Friday, 26 November 2010

We didn't win but it was a good night

Well, we didn't win the Times Higher Education Award for Outstanding Support for Students. I was very proud of Fran for getting us short listed but it was always unlikely that we would win it two years in a row. We did have a good evening though at a very plush event and Michael Portillo did a brilliant job of presenting the awards - he was surprisingly hilarious. Here are some snaps.

Friday, 19 November 2010

MailChimp 'opened' stats and MS Outlook reading pane

I'd said in a previous post about MailChimp reports that I was a bit disappointed with a 25% open rate from our mailing list emails. However, Marta suspected that this was partly due to high numbers of users subscribing via their official University of Leicester email account which, common to many institutions, uses Microsoft Outlook. And the default setting for Outlook is for the reading pane to be on. This enables users to read an email without actually clicking on it to open it. Well, Marta and I tested it, and she was indeed correct - viewing a MailChimp email via the Outlook reading pane isn't recorded as an open in MailChimp reports. And given that more than 75% of our (now 4,000 strong) list use their address - I've come to the happy conclusion that our open rate is much better than I thought :)

Thursday, 11 November 2010

I've got round the MailChimp problem

By Za3tOoOr!
You may have seen that I've been quite excited about MailChimp lately. My excitement subsided though after Vic pointed out last week that there was a problem with users subscribing from addresses. I hadn't noticed because the initial 3,500 subscribers (which I blogged about here) had come via a Plone form - and I simply imported the csv file into MailChimp. And because I was already included on this list via my address I tested the subsequent form with other addresses - hence missing the problem (school boy error).

I contacted our IT Services and they said that MailChimp wasn't blacklisted.
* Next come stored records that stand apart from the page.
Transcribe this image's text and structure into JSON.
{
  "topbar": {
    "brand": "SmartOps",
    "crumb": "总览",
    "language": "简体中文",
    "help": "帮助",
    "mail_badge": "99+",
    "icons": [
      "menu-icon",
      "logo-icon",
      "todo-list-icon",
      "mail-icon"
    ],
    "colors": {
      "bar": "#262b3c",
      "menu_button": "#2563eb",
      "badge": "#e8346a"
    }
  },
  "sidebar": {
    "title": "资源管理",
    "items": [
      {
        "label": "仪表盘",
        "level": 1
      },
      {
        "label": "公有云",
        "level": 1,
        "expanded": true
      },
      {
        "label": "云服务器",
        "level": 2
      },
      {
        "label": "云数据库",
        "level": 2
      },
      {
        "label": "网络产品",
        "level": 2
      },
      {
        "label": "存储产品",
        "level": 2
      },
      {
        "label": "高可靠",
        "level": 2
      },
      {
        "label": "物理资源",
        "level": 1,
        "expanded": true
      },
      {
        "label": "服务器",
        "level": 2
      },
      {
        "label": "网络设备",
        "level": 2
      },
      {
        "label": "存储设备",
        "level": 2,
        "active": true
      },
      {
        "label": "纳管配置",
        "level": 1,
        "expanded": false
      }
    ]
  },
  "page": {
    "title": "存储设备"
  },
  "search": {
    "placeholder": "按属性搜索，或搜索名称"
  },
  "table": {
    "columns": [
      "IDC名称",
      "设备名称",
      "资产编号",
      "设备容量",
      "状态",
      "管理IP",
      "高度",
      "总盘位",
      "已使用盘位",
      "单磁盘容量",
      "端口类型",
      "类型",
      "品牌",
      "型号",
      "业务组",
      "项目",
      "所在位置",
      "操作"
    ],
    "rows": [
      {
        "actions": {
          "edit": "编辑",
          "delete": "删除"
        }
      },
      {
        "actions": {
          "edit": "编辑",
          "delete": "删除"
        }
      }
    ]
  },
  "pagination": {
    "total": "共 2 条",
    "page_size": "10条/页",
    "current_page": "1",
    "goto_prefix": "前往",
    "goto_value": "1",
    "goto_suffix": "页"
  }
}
I contacted MailChimp and they said that there must be some kind of filter which was blocking it. The answer in the end was to create a non address for the mail to be seen to be coming from so as to get through the spam filter which blocks messages that seem to be pretending to be from addresses but are coming from an external service. So I created a sdzhelpdesk@gmail address and set up an auto-forward on that to send all mail to I then made sdzhelpdesk@gmail the default "Reply-to" email in MailChimp and it works! Confirmations from address are now received and replies to messages are routed through gmail to

I've tested it with three different people but if you would be willing to check for me (if you have a address) you can do so here. And as I said in my tweet, thanks to MattMailChimp and ITS for helping solve the problem. And to Vic for spotting it.

Now I can get on to the serious business of using it for student engagement.

Tuesday, 9 November 2010

Employability KPIs

Not CC (obvs)
Yesterday I attended a university committee at which my director presented our draft key performance indicators for employability. There were seven KPIs proposed as follows:
  1. Destination statistics
  2. Opportunities for career planning
  3. Support for the development of employability within courses
  4. Opportunities and support for work experience and placements
  5. Opportunities for developing employability outside the curriculum
  6. Engagement with employers
  7. External recognition and validation
The committee, however, recommended that we have just two: do our graduates get a graduate job and how much are they paid? Whilst I understand that the Browne Review places considerable pressure on universities to show potential students what return they will get for their investment (and rightly so), I can't help thinking that we're confusing institution-level KPIs with service-level KPIs.

I'd be interested in your comments, especially if you're from a careers service who's also wrestling with meaningful KPIs.